A Spring Break in Ruins - a Journey through the Mayan ruins as we explore the concepts of societal collapse and resilience
Two full days into the trip and I still haven’t posted a single thing! I’m so sorry to all that I told I’d be blogging. It’s proven much more difficult than expected. But hey, I’m trying! And I’ll be hopefully fulfilling your wildest vicarious dreams in the next couple of posts. Rawr!
To begin, we arrived in Merida on Friday night. And, as expected, I got my hands on some Ruffles with Cheese the very instant they made themselves available to me. For those of you who don’t yet know, I have an ongoing, not-quite-illicit-but-definitely-socially-condenmed, affair with the potato chips pictured above. I won’t go into the details of this affair, but suffice it to say it has caused quite the scandal on the trip thus far.
Snack romances and lethargic blogging practices aside, we’ve been playing hard and learning harder! We had a late dinner at the Centro Cultural Olimpo the first night (that’s the pink-lit building pictured above), where we spent our mealtime laughing in sleep-deprived, loopy splendor. I’m (only slightly) ashamed to admit there is a recording somewhere of me very intensely singing along to “Let it go” from Frozen.

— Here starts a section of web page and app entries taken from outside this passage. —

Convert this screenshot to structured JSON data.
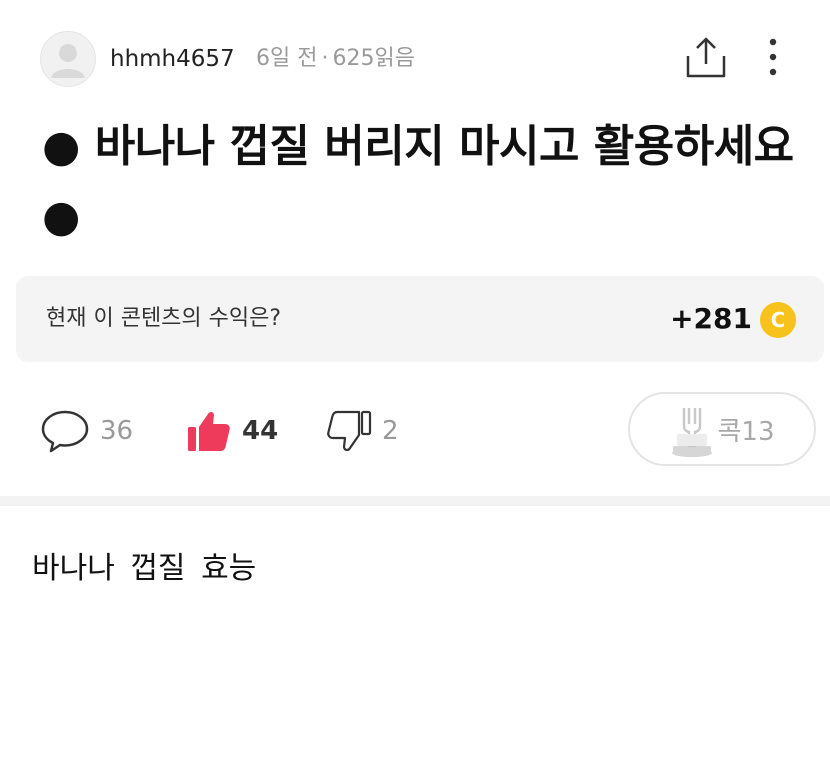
{
  "author": {
    "username": "hhmh4657",
    "time_ago": "6일 전",
    "separator": "·",
    "views": "625읽음"
  },
  "post": {
    "title": "● 바나나 껍질 버리지 마시고 활용하세요 ●",
    "body": "바나나 껍질 효능"
  },
  "revenue": {
    "label": "현재 이 콘텐츠의 수익은?",
    "amount": "+281",
    "coin_symbol": "C",
    "coin_color": "#f8c21c"
  },
  "reactions": {
    "comments": "36",
    "likes": "44",
    "dislikes": "2",
    "kok_label": "콕",
    "kok_count": "13",
    "like_color": "#ee3b5c"
  },
  "icons": {
    "avatar": "default-user-avatar",
    "share": "share-upload-icon",
    "more": "vertical-dots-icon",
    "comment": "speech-bubble-icon",
    "like": "thumbs-up-icon",
    "dislike": "thumbs-down-icon",
    "kok": "fork-cake-icon"
  }
}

Don’t judge me!
After a delicious meal of chiles stuffed with cochinita pibil washed down with some aguas frescas, we headed back to our hotel - which has the traditional and awesome middle courtyard structure - to sleep for a ridiculously short time.
Day 2 (Part 1)
Saturday morning, we piled in our minibus and drove about 40 minutes to Dzibilchaltun, one of the longest continuously occupied archaeological sites of the Maya. Dzibilchaltun is known for its sacbe, the white roads that connect the different areas of the site. We got to do the nitty gritty here and climb some actual ruins, which was totally as amazing and difficult as everyone always says. Talk about feeling the burn!
Later on, we even got to swim in our first cenote! Also an area connected by a sacbe, the cenote was not as difficult to access as some pictured online. It was pretty close to the surface, and it was only a short barefoot walk to the edge to jump in. We spent a couple of hours trying to catch tiny fish and swimming across the tangles of vegetation at varying distances below the surface.
We did even more after swimming in the cenote, but you’ll just have to return if you want to know what that was. It’s 12:30am now, and we have an early start tomorrow/today. I hope this small peek gave you enough to keep your curiosity satisfied (until tomorrow, at least).
Have a good night!